» **WORK TASK**:
Would you please copy every line from the records that contains the word "subtitle"?

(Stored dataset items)
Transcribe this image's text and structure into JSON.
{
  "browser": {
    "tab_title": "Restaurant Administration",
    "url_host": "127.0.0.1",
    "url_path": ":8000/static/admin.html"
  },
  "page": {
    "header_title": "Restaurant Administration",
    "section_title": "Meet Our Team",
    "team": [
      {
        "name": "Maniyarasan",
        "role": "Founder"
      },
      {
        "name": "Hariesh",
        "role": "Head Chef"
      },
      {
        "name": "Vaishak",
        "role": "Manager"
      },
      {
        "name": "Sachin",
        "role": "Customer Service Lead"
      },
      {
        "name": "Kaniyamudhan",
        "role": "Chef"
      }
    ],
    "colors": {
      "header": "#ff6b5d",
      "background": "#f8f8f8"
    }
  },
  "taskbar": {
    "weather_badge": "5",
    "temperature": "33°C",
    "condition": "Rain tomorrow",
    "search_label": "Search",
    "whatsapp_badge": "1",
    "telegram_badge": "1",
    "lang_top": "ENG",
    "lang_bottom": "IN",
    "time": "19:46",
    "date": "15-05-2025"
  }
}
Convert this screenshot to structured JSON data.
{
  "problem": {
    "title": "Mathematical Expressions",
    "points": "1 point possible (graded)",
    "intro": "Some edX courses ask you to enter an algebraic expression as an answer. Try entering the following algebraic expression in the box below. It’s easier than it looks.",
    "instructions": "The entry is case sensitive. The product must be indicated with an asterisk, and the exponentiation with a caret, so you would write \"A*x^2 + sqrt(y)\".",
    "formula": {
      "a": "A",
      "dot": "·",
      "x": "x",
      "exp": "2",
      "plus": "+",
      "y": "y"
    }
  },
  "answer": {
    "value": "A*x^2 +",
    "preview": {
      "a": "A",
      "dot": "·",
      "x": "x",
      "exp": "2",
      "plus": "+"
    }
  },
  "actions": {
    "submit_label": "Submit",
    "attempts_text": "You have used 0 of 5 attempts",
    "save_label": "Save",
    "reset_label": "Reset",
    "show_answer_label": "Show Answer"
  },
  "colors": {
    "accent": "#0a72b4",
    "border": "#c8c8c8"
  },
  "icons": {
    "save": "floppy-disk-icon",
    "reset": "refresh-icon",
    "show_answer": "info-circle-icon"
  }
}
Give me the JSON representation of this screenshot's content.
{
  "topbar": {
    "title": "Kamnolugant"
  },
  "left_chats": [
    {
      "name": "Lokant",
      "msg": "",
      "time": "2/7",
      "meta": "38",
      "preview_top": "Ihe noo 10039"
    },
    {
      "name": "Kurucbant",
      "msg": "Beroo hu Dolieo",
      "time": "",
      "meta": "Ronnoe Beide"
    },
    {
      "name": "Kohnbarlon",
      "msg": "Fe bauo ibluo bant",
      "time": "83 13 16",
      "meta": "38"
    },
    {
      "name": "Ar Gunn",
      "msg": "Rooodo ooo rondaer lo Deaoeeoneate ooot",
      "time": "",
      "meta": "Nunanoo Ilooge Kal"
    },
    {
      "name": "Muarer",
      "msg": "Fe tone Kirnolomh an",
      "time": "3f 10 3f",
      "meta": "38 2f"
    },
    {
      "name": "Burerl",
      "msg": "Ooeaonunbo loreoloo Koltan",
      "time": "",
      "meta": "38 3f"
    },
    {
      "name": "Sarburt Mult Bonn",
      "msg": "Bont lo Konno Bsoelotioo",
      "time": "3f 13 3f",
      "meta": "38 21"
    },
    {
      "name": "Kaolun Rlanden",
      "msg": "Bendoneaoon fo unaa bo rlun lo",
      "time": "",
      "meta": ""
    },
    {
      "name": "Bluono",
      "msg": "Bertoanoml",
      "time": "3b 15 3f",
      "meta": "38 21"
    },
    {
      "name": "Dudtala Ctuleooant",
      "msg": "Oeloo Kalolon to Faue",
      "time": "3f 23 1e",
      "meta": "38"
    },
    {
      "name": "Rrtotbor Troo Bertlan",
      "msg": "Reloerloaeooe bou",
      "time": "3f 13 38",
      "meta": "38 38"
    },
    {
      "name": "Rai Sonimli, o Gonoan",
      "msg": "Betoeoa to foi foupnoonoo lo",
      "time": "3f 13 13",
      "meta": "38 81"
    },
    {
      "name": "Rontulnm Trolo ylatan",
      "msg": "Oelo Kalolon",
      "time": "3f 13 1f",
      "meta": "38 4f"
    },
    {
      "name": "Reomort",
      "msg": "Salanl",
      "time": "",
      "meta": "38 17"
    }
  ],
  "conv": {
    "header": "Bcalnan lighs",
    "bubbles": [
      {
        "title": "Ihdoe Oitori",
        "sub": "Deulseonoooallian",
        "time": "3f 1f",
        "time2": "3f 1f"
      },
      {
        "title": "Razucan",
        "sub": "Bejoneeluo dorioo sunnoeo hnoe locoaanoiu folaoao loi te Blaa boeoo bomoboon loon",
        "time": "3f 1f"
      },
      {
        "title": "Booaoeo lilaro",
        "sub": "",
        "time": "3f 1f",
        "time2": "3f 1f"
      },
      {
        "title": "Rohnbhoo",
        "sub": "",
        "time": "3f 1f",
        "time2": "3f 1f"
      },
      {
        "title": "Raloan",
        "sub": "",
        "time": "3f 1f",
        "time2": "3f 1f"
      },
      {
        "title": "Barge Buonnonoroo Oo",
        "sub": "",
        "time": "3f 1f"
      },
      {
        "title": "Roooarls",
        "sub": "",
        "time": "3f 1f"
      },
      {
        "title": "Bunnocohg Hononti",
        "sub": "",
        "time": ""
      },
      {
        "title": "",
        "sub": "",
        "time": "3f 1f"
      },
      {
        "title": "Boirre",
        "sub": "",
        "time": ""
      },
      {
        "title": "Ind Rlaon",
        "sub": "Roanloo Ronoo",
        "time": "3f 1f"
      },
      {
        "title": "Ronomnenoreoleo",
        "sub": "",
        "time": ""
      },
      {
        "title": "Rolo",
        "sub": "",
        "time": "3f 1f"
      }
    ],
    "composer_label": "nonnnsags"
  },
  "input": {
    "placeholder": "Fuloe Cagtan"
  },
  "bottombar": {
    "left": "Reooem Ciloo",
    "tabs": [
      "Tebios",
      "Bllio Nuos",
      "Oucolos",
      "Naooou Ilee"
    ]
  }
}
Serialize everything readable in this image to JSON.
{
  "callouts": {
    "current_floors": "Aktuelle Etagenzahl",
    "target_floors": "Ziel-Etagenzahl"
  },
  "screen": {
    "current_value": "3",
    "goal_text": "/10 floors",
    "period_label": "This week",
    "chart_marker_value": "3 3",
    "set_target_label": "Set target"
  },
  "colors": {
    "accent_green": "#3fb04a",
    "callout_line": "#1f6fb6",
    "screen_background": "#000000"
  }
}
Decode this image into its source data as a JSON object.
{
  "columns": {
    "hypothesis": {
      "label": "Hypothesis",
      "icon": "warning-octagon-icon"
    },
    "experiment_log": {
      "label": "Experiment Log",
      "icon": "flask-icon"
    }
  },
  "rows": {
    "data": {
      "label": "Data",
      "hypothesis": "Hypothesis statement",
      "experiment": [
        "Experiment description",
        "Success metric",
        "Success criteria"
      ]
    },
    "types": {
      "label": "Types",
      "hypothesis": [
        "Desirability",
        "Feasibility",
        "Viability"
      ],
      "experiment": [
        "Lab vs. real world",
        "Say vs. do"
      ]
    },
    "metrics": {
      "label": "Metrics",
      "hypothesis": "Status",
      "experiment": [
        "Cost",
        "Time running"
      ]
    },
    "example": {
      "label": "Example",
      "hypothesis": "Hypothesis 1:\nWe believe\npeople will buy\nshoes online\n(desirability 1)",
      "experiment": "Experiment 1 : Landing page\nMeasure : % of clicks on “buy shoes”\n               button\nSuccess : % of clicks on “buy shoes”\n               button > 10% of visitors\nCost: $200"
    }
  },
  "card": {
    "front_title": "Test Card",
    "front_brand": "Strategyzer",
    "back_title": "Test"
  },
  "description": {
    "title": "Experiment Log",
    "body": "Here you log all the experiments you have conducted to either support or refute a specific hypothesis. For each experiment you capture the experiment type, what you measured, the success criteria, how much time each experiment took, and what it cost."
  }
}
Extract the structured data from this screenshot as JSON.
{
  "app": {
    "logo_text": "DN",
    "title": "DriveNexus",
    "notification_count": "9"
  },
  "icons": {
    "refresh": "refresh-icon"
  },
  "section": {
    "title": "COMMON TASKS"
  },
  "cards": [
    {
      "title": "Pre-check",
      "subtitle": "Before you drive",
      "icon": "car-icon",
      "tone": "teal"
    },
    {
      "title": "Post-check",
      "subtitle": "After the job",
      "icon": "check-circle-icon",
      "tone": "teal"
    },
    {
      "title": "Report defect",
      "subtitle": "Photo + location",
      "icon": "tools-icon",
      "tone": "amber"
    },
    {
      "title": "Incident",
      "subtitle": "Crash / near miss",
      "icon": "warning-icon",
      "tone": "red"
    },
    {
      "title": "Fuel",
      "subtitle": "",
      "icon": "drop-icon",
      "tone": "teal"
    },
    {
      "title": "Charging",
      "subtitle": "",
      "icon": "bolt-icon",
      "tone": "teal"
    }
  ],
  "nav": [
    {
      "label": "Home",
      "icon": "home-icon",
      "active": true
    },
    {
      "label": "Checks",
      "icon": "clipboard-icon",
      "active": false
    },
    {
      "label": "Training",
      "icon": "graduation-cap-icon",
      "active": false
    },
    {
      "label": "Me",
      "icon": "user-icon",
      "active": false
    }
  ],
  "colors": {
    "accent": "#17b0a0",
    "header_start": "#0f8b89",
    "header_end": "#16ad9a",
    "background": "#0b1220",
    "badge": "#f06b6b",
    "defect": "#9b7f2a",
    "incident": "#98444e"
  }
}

» **WRITTEN REPLY**:
      "subtitle": "Before you drive",
      "subtitle": "After the job",
      "subtitle": "Photo + location",
      "subtitle": "Crash / near miss",
      "subtitle": "",
      "subtitle": "",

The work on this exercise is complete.